was reminded of the refrain in Bob Dylan's song ‘The Answer
is Blowing in the Wind’ but my experience required a slight
adjustment to the lyric to more correctly fit the situation.
Let me explain.
on a visit to Worms Head we were to invited to shelter from the
severe wind in the Coastwatch lookout and there I got to learn a
little bit more about the duties of the Coastwatch team. As a result
of that I was tempted to apply to join this band of volunteers and
was soon attending their training course at Southgate village hall.
The course was run thrice monthly which may strike a note of curiosity
in your mind Dear Reader until I tell you that on the second Monday
of the month the room is busy hosting the local gardening club.
I shall resist adding that the situation amounted to a ‘blooming
nuisance’. Ooops, sorry!
Anyway we spent
our time busily plotting. No, not the subversive kind but plotting
the positions of imaginary ships, boats and errant tree trunks in
our part of the sea. I learnt to work out the course and position
of a drifting boat or floating log under different tidal conditions.
I learned about neap tides, spring tides and the phases of the moon.
We learned about the etiquette of communicating with the Swansea
coastguard over the radio. All very challenging but extremely interesting.
Anyway the day
came for me to start my ‘on the job’ training and yesterday
was my third day on the roster. I opened my curtains to a sunny,
promising day and decided that it would be superfluous to wear my
fleece. I drove to the pre-arranged meeting point where I met Frank,
my trainer for the day, and we set off to start our watch. It was
when we walked the last few hundred yards to the lookout hut that
I realised that my meteorological assumption was a mistake and when
I was writing up the weather report in the log book the reality
was confirmed. Although the outside temperature was 8 degrees the
wind chill made it feel like -5, anyway once we had the fire going
everything was fine. The visibility at the time was good, the horizon
was clearly visible but going outside to assess the cloud cover

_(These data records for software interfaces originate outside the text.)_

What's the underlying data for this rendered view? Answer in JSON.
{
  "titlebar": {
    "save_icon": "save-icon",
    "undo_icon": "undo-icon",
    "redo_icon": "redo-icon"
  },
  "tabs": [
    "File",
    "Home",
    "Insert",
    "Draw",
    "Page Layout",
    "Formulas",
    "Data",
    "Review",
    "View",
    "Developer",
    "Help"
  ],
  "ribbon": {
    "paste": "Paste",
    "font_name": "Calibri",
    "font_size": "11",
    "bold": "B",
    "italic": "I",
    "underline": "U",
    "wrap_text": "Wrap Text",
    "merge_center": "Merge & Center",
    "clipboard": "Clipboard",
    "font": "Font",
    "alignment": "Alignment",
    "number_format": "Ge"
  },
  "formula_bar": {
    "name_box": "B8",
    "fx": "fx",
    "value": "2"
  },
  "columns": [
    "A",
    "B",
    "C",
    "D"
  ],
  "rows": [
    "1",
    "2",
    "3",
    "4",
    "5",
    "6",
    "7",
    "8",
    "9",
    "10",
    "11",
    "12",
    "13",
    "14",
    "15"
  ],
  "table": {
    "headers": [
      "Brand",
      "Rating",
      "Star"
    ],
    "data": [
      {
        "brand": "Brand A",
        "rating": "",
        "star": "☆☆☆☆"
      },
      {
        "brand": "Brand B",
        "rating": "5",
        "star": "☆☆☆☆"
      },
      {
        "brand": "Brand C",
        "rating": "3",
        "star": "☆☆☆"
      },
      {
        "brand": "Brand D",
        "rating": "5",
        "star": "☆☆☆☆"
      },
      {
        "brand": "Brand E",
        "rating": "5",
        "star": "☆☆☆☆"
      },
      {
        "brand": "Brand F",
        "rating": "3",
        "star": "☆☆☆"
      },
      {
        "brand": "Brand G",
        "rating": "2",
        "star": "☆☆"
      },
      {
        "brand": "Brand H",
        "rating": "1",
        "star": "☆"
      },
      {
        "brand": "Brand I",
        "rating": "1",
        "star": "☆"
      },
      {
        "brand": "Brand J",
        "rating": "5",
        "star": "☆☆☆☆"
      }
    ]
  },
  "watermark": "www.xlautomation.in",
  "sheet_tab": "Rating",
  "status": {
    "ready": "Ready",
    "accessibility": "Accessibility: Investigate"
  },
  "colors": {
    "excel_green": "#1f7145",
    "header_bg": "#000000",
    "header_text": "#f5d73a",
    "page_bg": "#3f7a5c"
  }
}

I was aware of a mounting anxiety on seeing a rather dark and unfriendly
specimen busily releasing black rain on the sea and heading unerringly
in our direction. I returned to the warmth of the hut and saw that
a seagull had very kindly left us a welcome message on the window
in front of my seat. Quite rightly it would be my task to clear
I phoned up
the coastguard to tell them that we were open and that we will be
asking for a radio check shortly.
The AIS told
us that there was shipping in the channel but by the time we had
completed the opening up procedure that black cloud that I mentioned
was racing towards us. We watched its progress with fascination
as it bore down upon us and the world quickly became very noisy
as the roof and the windows dutifuly defended us. With great pleasure
I saw the seagull’s message slowly dim until it was no more
– as they say ‘It’s an ill wind ...’ and
Our radio training
had taught us that a radio conversation ends with simply ‘Out’
and that ‘Over and Out’ only happens in the unreal world
of movies and the like. In fact ‘Over and Out’ is definitely
So the time
arrived to perform the radio check which, quite simply involves
calling up the Swansea coastguard who will either tell you that
you are rather faint (as they did on my second watch because I was
holding the microphone to my ear like a mobile phone – why
am I telling you this!) or as in this instance that you are coming
through loud and clear. That having been ascertained all that remains
is to thank the coastguard and terminate the conversation, unfortunately
instead of saying ‘out’ I said ‘over’ and
realising that what I had said did not terminate the conversation
added ‘and out’. I released the call button, groaned
and bowed my head in abject shame. Friends, I am naff!
But one must
move on from life’s troubles and as the rain had now passed
and the sun was shining brightly it was time for me to do my walkabout
to make sure that the cliffs and surrounding area are all clear
of bodies. This involves wearing a high visibility jacket over my
uniform, carrying a walkie talkie and swinging a pair of binoculars
from my neck. At last my chance to look like a pillar of the community
and a responsible person to boot! So out I go, walking to the right
of the lookout first and checking the ledges where the fishermen
go – all clear. Proceeding in a southerly direction now my
eyes are streaming in the wind and I look down at the old boathouse
at Kitchen Corner – all clear there too. I am now almost alongside
the lookout again but not only are my eyes streaming but I feel
the need to blow my nose. Out comes my hankie but on its journey
twixt pocket and nose I am attacked by a ferocious gust of wind
and the hankie becomes airborne. One minute it is up in the air
then down on the ground, I chase after it (much to the amusement
of spectators I am sure!), I reach down but within inches a gust
has it up in the air again. I need hardly tell you that no onlooker
is going to assist in retrieving anyone’s hankie so I was
on my own. I ran and ran and each time I attempted a grab it was
off again. It must have been quite a spectacle but no-one applauded
my eventual success How unjust!
So as Bob Dylan
might have said – ‘The hankie is blowing in the wind’
Dare I say it
- Over and Out!